Search the data below for the string "annotation" and copy all lines where it shows up.
*** Opening DATA TO PROCESS ***
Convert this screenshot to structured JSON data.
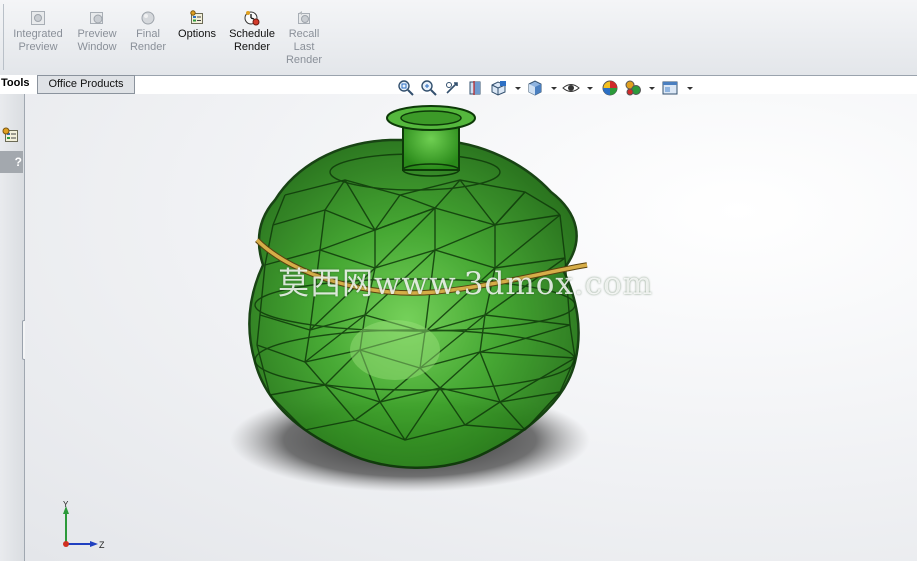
{
  "ribbon": {
    "buttons": [
      {
        "label_line1": "Integrated",
        "label_line2": "Preview",
        "label_line3": "",
        "icon": "integrated-preview-icon",
        "enabled": false
      },
      {
        "label_line1": "Preview",
        "label_line2": "Window",
        "label_line3": "",
        "icon": "preview-window-icon",
        "enabled": false
      },
      {
        "label_line1": "Final",
        "label_line2": "Render",
        "label_line3": "",
        "icon": "final-render-icon",
        "enabled": false
      },
      {
        "label_line1": "Options",
        "label_line2": "",
        "label_line3": "",
        "icon": "options-icon",
        "enabled": true
      },
      {
        "label_line1": "Schedule",
        "label_line2": "Render",
        "label_line3": "",
        "icon": "schedule-render-icon",
        "enabled": true
      },
      {
        "label_line1": "Recall",
        "label_line2": "Last",
        "label_line3": "Render",
        "icon": "recall-last-render-icon",
        "enabled": false
      }
    ]
  },
  "tabs": {
    "active": "Tools",
    "inactive": "Office Products"
  },
  "side_panel": {
    "help_label": "?",
    "icons": [
      "render-tools-icon"
    ]
  },
  "view_toolbar": {
    "icons": [
      "zoom-to-fit-icon",
      "zoom-to-area-icon",
      "previous-view-icon",
      "section-view-icon",
      "view-orientation-icon",
      "display-style-icon",
      "hide-show-items-icon",
      "edit-appearance-icon",
      "apply-scene-icon",
      "view-settings-icon"
    ]
  },
  "viewport": {
    "watermark": "莫西网www.3dmox.com",
    "triad_labels": {
      "x": "Z",
      "y": "Y"
    }
  },
  "colors": {
    "model_green": "#2e8a1e",
    "model_edge": "#0d3a08",
    "band_gold": "#c8a040",
    "shadow": "#3a3a3a"
  }
}
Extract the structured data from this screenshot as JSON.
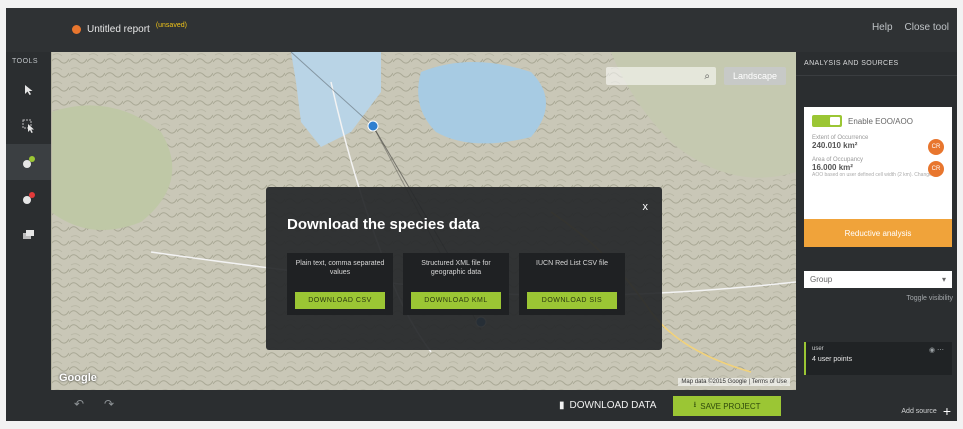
{
  "header": {
    "title": "Untitled report",
    "status": "(unsaved)",
    "links": [
      "Help",
      "Close tool"
    ]
  },
  "tools": {
    "label": "TOOLS",
    "items": [
      "select-arrow-icon",
      "select-box-icon",
      "add-point-icon",
      "remove-point-icon",
      "layers-icon"
    ]
  },
  "map": {
    "search_icon": "search-icon",
    "layer_label": "Landscape",
    "google_label": "Google",
    "attribution": "Map data ©2015 Google | Terms of Use"
  },
  "modal": {
    "title": "Download the species data",
    "close": "x",
    "options": [
      {
        "desc": "Plain text, comma separated values",
        "button": "DOWNLOAD CSV"
      },
      {
        "desc": "Structured XML file for geographic data",
        "button": "DOWNLOAD KML"
      },
      {
        "desc": "IUCN Red List CSV file",
        "button": "DOWNLOAD SIS"
      }
    ]
  },
  "right": {
    "header": "ANALYSIS AND SOURCES",
    "card": {
      "toggle_label": "Enable EOO/AOO",
      "eoo_label": "Extent of Occurrence",
      "eoo_value": "240.010 km²",
      "eoo_badge": "CR",
      "aoo_label": "Area of Occupancy",
      "aoo_value": "16.000 km²",
      "aoo_badge": "CR",
      "aoo_note": "AOO based on user defined cell width (2 km). Change",
      "reduce_label": "Reductive analysis"
    },
    "group_select": "Group",
    "toggle_visibility": "Toggle visibility",
    "group_item": {
      "name": "user",
      "count": "4 user points"
    },
    "add_source": "Add source"
  },
  "footer": {
    "download_data": "DOWNLOAD DATA",
    "save_project": "SAVE PROJECT"
  },
  "colors": {
    "accent_green": "#9bc634",
    "accent_orange": "#e8762e",
    "dark_bg": "#2b2e30"
  }
}
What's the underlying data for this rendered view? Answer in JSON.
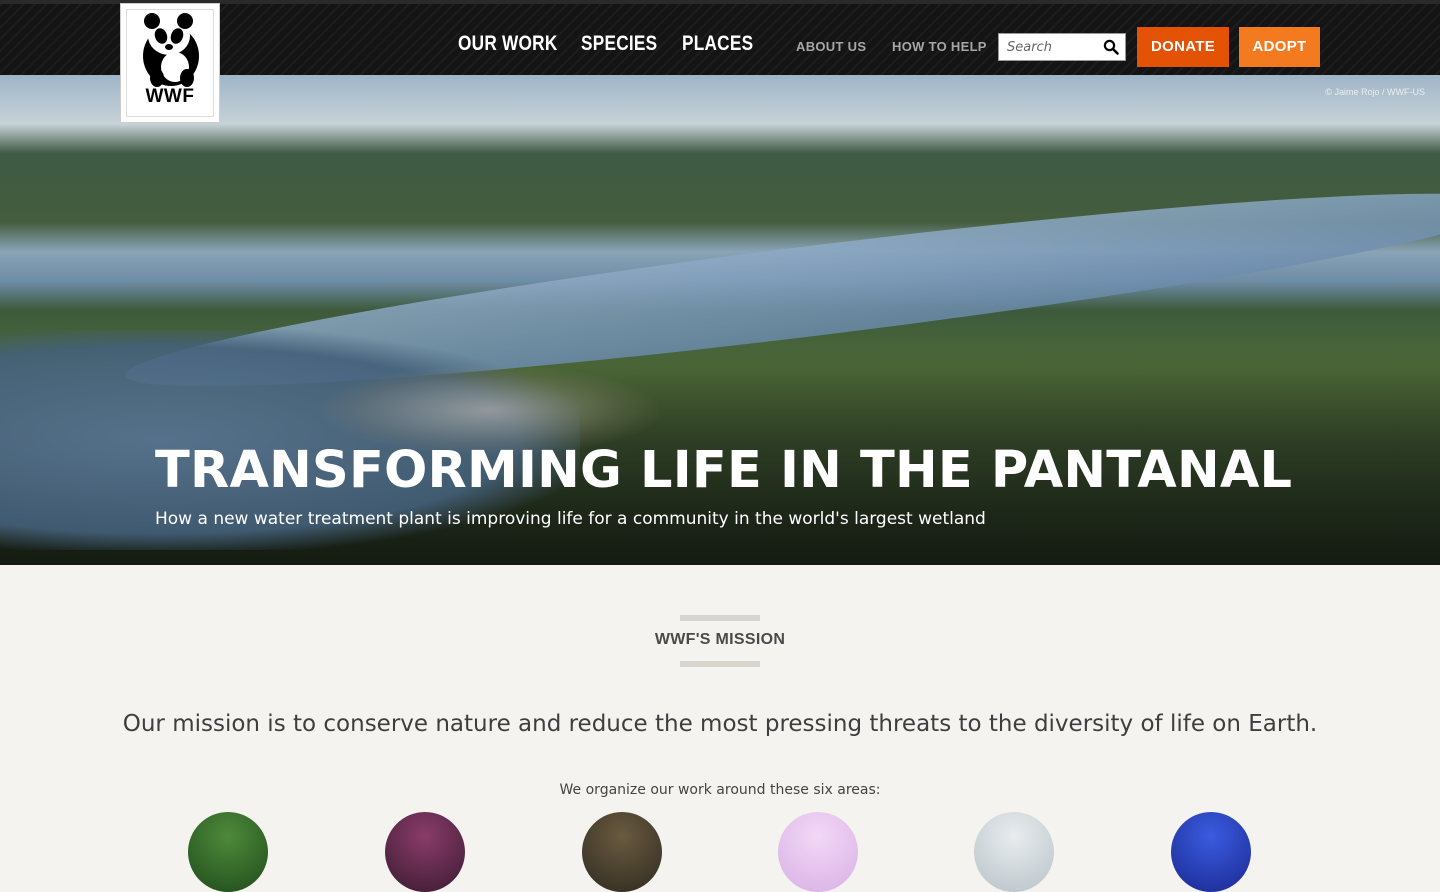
{
  "header": {
    "logo_text": "WWF",
    "main_nav": [
      "OUR WORK",
      "SPECIES",
      "PLACES"
    ],
    "sub_nav": [
      "ABOUT US",
      "HOW TO HELP"
    ],
    "search": {
      "placeholder": "Search"
    },
    "donate_label": "DONATE",
    "adopt_label": "ADOPT",
    "colors": {
      "bar": "#141414",
      "donate": "#e35205",
      "adopt": "#f47a20"
    },
    "icons": [
      "panda-logo-icon",
      "search-icon"
    ]
  },
  "hero": {
    "credit": "© Jaime Rojo / WWF-US",
    "title": "TRANSFORMING LIFE IN THE PANTANAL",
    "subtitle": "How a new water treatment plant is improving life for a community in the world's largest wetland"
  },
  "mission": {
    "label": "WWF'S MISSION",
    "text": "Our mission is to conserve nature and reduce the most pressing threats to the diversity of life on Earth.",
    "areas_intro": "We organize our work around these six areas:",
    "area_circle_colors": [
      "#2f6b2a",
      "#5b2a4a",
      "#4a4330",
      "#e6c4ef",
      "#cfd6da",
      "#2236b8"
    ]
  }
}
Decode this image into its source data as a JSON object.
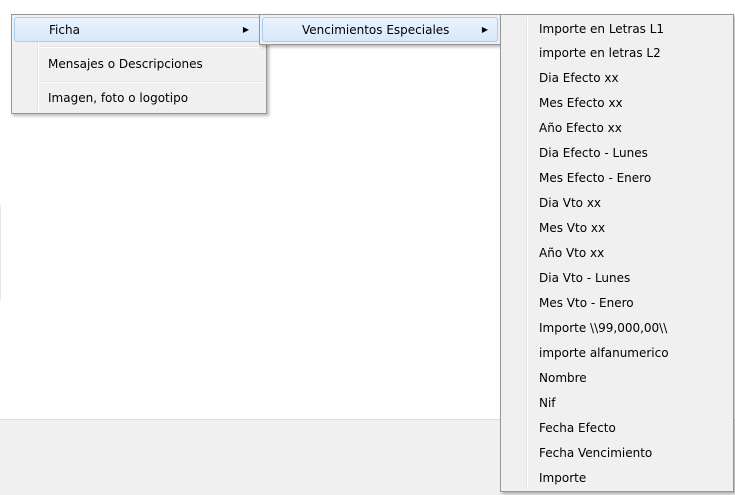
{
  "menu_level1": {
    "items": [
      {
        "label": "Ficha",
        "has_submenu": true
      },
      {
        "label": "Mensajes o Descripciones",
        "has_submenu": false
      },
      {
        "label": "Imagen, foto o logotipo",
        "has_submenu": false
      }
    ]
  },
  "menu_level2": {
    "items": [
      {
        "label": "Vencimientos Especiales",
        "has_submenu": true
      }
    ]
  },
  "menu_level3": {
    "items": [
      {
        "label": "Importe en Letras L1"
      },
      {
        "label": "importe en letras L2"
      },
      {
        "label": "Dia Efecto xx"
      },
      {
        "label": "Mes Efecto xx"
      },
      {
        "label": "Año Efecto xx"
      },
      {
        "label": "Dia Efecto - Lunes"
      },
      {
        "label": "Mes Efecto - Enero"
      },
      {
        "label": "Dia Vto xx"
      },
      {
        "label": "Mes Vto xx"
      },
      {
        "label": "Año Vto xx"
      },
      {
        "label": "Dia Vto - Lunes"
      },
      {
        "label": "Mes Vto - Enero"
      },
      {
        "label": "Importe \\\\99,000,00\\\\"
      },
      {
        "label": "importe alfanumerico"
      },
      {
        "label": "Nombre"
      },
      {
        "label": "Nif"
      },
      {
        "label": "Fecha Efecto"
      },
      {
        "label": "Fecha Vencimiento"
      },
      {
        "label": "Importe"
      }
    ]
  },
  "icons": {
    "submenu_arrow": "submenu-arrow-icon"
  },
  "colors": {
    "menu_background": "#f0f0f0",
    "menu_border": "#979797",
    "highlight_fill": "#dcebfc",
    "highlight_border": "#a8cdf3",
    "window_bottom_panel": "#f0f0f0"
  }
}
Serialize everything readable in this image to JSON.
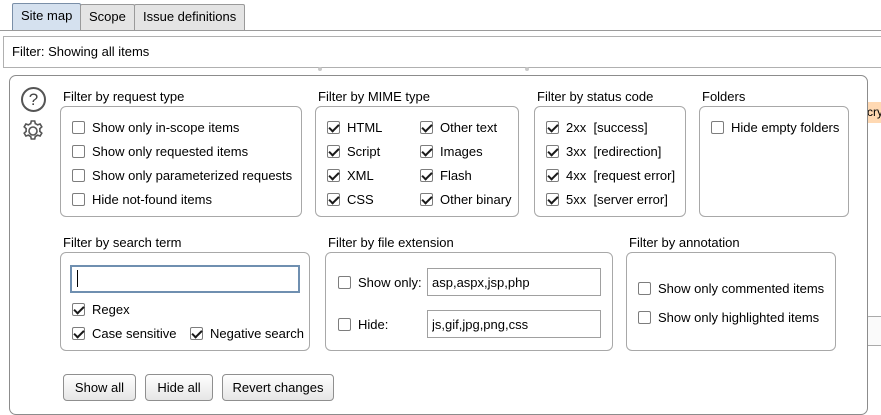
{
  "tabs": [
    {
      "label": "Site map",
      "active": true
    },
    {
      "label": "Scope",
      "active": false
    },
    {
      "label": "Issue definitions",
      "active": false
    }
  ],
  "filter_bar": {
    "text": "Filter: Showing all items"
  },
  "request_type": {
    "title": "Filter by request type",
    "items": [
      {
        "label": "Show only in-scope items",
        "checked": false
      },
      {
        "label": "Show only requested items",
        "checked": false
      },
      {
        "label": "Show only parameterized requests",
        "checked": false
      },
      {
        "label": "Hide not-found items",
        "checked": false
      }
    ]
  },
  "mime_type": {
    "title": "Filter by MIME type",
    "items": [
      {
        "label": "HTML",
        "checked": true
      },
      {
        "label": "Script",
        "checked": true
      },
      {
        "label": "XML",
        "checked": true
      },
      {
        "label": "CSS",
        "checked": true
      },
      {
        "label": "Other text",
        "checked": true
      },
      {
        "label": "Images",
        "checked": true
      },
      {
        "label": "Flash",
        "checked": true
      },
      {
        "label": "Other binary",
        "checked": true
      }
    ]
  },
  "status_code": {
    "title": "Filter by status code",
    "items": [
      {
        "label": "2xx  [success]",
        "checked": true
      },
      {
        "label": "3xx  [redirection]",
        "checked": true
      },
      {
        "label": "4xx  [request error]",
        "checked": true
      },
      {
        "label": "5xx  [server error]",
        "checked": true
      }
    ]
  },
  "folders": {
    "title": "Folders",
    "items": [
      {
        "label": "Hide empty folders",
        "checked": false
      }
    ]
  },
  "search_term": {
    "title": "Filter by search term",
    "value": "",
    "options": [
      {
        "label": "Regex",
        "checked": true
      },
      {
        "label": "Case sensitive",
        "checked": true
      },
      {
        "label": "Negative search",
        "checked": true
      }
    ]
  },
  "file_extension": {
    "title": "Filter by file extension",
    "show_only": {
      "label": "Show only:",
      "checked": false,
      "value": "asp,aspx,jsp,php"
    },
    "hide": {
      "label": "Hide:",
      "checked": false,
      "value": "js,gif,jpg,png,css"
    }
  },
  "annotation": {
    "title": "Filter by annotation",
    "items": [
      {
        "label": "Show only commented items",
        "checked": false
      },
      {
        "label": "Show only highlighted items",
        "checked": false
      }
    ]
  },
  "buttons": {
    "show_all": "Show all",
    "hide_all": "Hide all",
    "revert": "Revert changes"
  },
  "background_fragment": "cry",
  "icons": {
    "help": "question-circle",
    "settings": "gear"
  },
  "colors": {
    "active_tab": "#d5e1ef",
    "search_focus": "#6f8fb0",
    "fragment_bg": "#ffd9b3"
  }
}
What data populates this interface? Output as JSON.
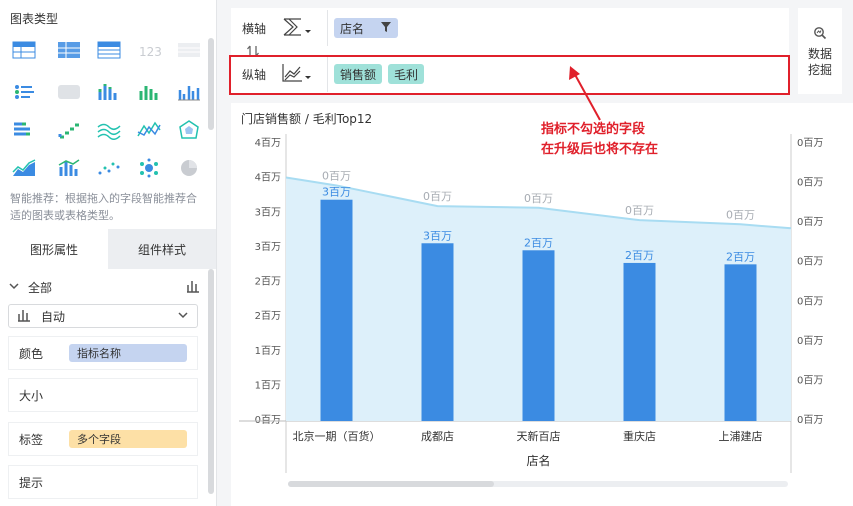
{
  "left_panel": {
    "chart_type_title": "图表类型",
    "hint": "智能推荐：根据拖入的字段智能推荐合适的图表或表格类型。",
    "tabs": [
      "图形属性",
      "组件样式"
    ],
    "all_label": "全部",
    "select_value": "自动",
    "props": [
      {
        "name": "颜色",
        "pill": "指标名称",
        "pill_color": "#c5d4f0"
      },
      {
        "name": "大小",
        "pill": "",
        "pill_color": ""
      },
      {
        "name": "标签",
        "pill": "多个字段",
        "pill_color": "#fde0a6"
      },
      {
        "name": "提示",
        "pill": "",
        "pill_color": ""
      }
    ]
  },
  "fields": {
    "x_axis_label": "横轴",
    "y_axis_label": "纵轴",
    "x_fields": [
      {
        "label": "店名",
        "color": "#c5d4f0",
        "filter_icon": "filter-icon"
      }
    ],
    "y_fields": [
      {
        "label": "销售额",
        "color": "#9fe1d9"
      },
      {
        "label": "毛利",
        "color": "#9fe1d9"
      }
    ]
  },
  "data_mining": {
    "label": "数据挖掘",
    "icon": "magnifier-icon"
  },
  "annotation": [
    "指标不勾选的字段",
    "在升级后也将不存在"
  ],
  "colors": {
    "bar": "#3b8be2",
    "area_fill": "#ddf0fa",
    "area_line": "#a8dcf2",
    "highlight": "#e0202b"
  },
  "chart_data": {
    "type": "bar",
    "title": "门店销售额 / 毛利Top12",
    "xlabel": "店名",
    "categories": [
      "北京一期（百货）",
      "成都店",
      "天新百店",
      "重庆店",
      "上浦建店"
    ],
    "left_ticks": [
      "4百万",
      "4百万",
      "3百万",
      "3百万",
      "2百万",
      "2百万",
      "1百万",
      "1百万",
      "0百万"
    ],
    "right_ticks": [
      "0百万",
      "0百万",
      "0百万",
      "0百万",
      "0百万",
      "0百万",
      "0百万",
      "0百万"
    ],
    "ylim": [
      0,
      4
    ],
    "series": [
      {
        "name": "销售额",
        "kind": "bar",
        "values": [
          3.15,
          2.53,
          2.43,
          2.25,
          2.23
        ],
        "labels": [
          "3百万",
          "3百万",
          "2百万",
          "2百万",
          "2百万"
        ]
      },
      {
        "name": "毛利",
        "kind": "area",
        "values": [
          0.285,
          0.26,
          0.258,
          0.243,
          0.238
        ],
        "labels": [
          "0百万",
          "0百万",
          "0百万",
          "0百万",
          "0百万"
        ],
        "ylim": [
          0,
          0.34
        ]
      }
    ]
  }
}
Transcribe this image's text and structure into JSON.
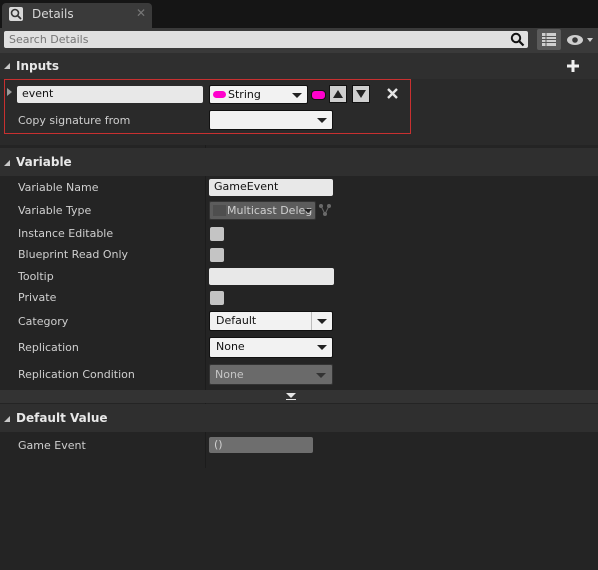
{
  "tab": {
    "title": "Details"
  },
  "search": {
    "placeholder": "Search Details"
  },
  "inputs": {
    "header": "Inputs",
    "param_name": "event",
    "param_type": "String",
    "copy_signature_label": "Copy signature from",
    "copy_signature_value": ""
  },
  "variable": {
    "header": "Variable",
    "rows": {
      "name_label": "Variable Name",
      "name_value": "GameEvent",
      "type_label": "Variable Type",
      "type_value": "Multicast Deleg",
      "instance_editable_label": "Instance Editable",
      "bp_read_only_label": "Blueprint Read Only",
      "tooltip_label": "Tooltip",
      "tooltip_value": "",
      "private_label": "Private",
      "category_label": "Category",
      "category_value": "Default",
      "replication_label": "Replication",
      "replication_value": "None",
      "replication_condition_label": "Replication Condition",
      "replication_condition_value": "None"
    }
  },
  "default_value": {
    "header": "Default Value",
    "game_event_label": "Game Event",
    "game_event_value": "()"
  },
  "colors": {
    "string_pin": "#ff00cc",
    "highlight": "#c83030"
  }
}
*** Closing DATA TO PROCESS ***
WRITTEN SOLUTION -
  "annotation": {
    "title": "Filter by annotation",
  "annotation": [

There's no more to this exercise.